NaviSite began operations in 1996 as part of CMGI, the one-time dot.com darling now operating as ModusLink Global Solutions and NaviSite’s former majority shareholder.  The company was formed to support the networks and host websites of CMGI, its subsidiaries and several of its affiliated companies.  In 1997, NaviSite began supplying website hosting and management services to companies not affiliated with CMGI.   

Time Warner Cable is following the white-hot industry trend of marrying communications assets and operations with information technology and virtualization (read “cloud”) expertise.  The Time Warner Cable announcement comes just six days after Verizon announced plans to acquire Terremark Worldwide for $2b and follows a number of similar acquisitions by the likes of Telephone and Data Systems, Windstream and Cincinnati Bell.  

For NaviSite, the deal highlights the difficulty IT services companies are experiencing gaining traction and attracting capital on an independent basis, despite the current “IT” industry.  Unlike Terremark Worldwide, which was growing revenue at a CAGR of more than 27%, NaviSite has seen revenue essentially flat-line for the last four years.  With flat revenues, fierce competition and tight margins, NaviSite has only been able to convert about 16% of its revenue into operating cash flow, leaving little if any room to tap the debt markets for expansion capital.  Selling more stock isn’t a realistic option either.  NaviSite’s share price peaked at an “irrationally exuberant” and split-adjusted $2,306 per share back in the dot.com days of March 2000 but has been trading fairly consistently in the sub $5 range since 2003.  Issuing additional stock to generate expansion capital would severely dilute NaviSite’s current, and already battered, shareholders.

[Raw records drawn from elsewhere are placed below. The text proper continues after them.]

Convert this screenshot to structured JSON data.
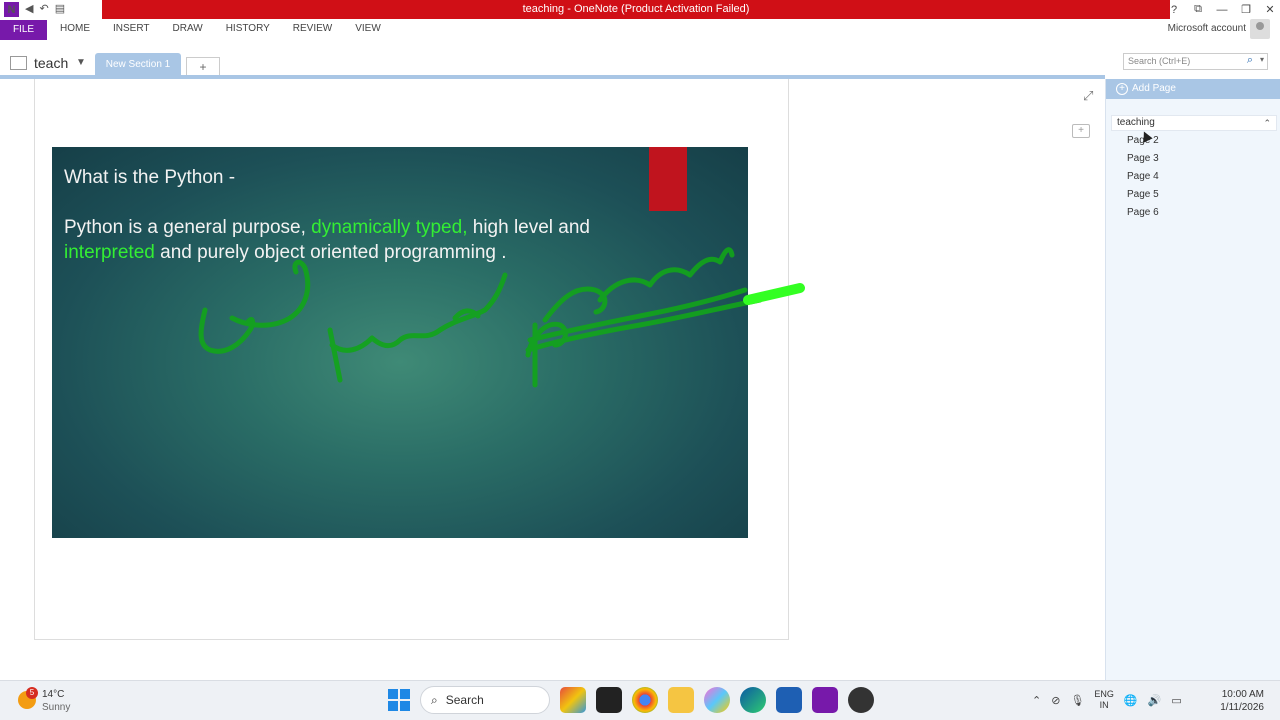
{
  "titlebar": {
    "title": "teaching  -  OneNote (Product Activation Failed)",
    "app_icon": "N",
    "controls": [
      "?",
      "⧉",
      "—",
      "❐",
      "✕"
    ]
  },
  "ribbon": {
    "file": "FILE",
    "tabs": [
      "HOME",
      "INSERT",
      "DRAW",
      "HISTORY",
      "REVIEW",
      "VIEW"
    ],
    "account": "Microsoft account"
  },
  "notebook": {
    "name": "teach",
    "section": "New Section 1",
    "add_section": "+",
    "search_placeholder": "Search (Ctrl+E)"
  },
  "slide": {
    "heading": "What is the Python -",
    "body_pre": " Python is a general  purpose, ",
    "body_hl1": "dynamically typed,",
    "body_mid": " high level and ",
    "body_hl2": "interpreted",
    "body_post": " and purely object  oriented programming .",
    "accent_color": "#33ee33"
  },
  "panel": {
    "add_page": "Add Page",
    "current_page": "teaching",
    "pages": [
      "Page 2",
      "Page 3",
      "Page 4",
      "Page 5",
      "Page 6"
    ]
  },
  "taskbar": {
    "weather_badge": "5",
    "temp": "14°C",
    "condition": "Sunny",
    "search": "Search",
    "lang_top": "ENG",
    "lang_bottom": "IN",
    "time": "10:00 AM",
    "date": "1/11/2026"
  }
}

Time Warner will pay approximately $230m for NaviSite outstanding stock and assume approximately $61m of NaviSite debt.  NaviSite has available net operating loss carryovers that Time Warner Cable estimates will provide a future tax shield worth about $40m in today’s dollars.  The transaction implies a value of $251m for NaviSite’s operations.  That works out to 1.9x LQA revenue, 11.6x LQA OIBDA and $1,568 per square foot of available data center space.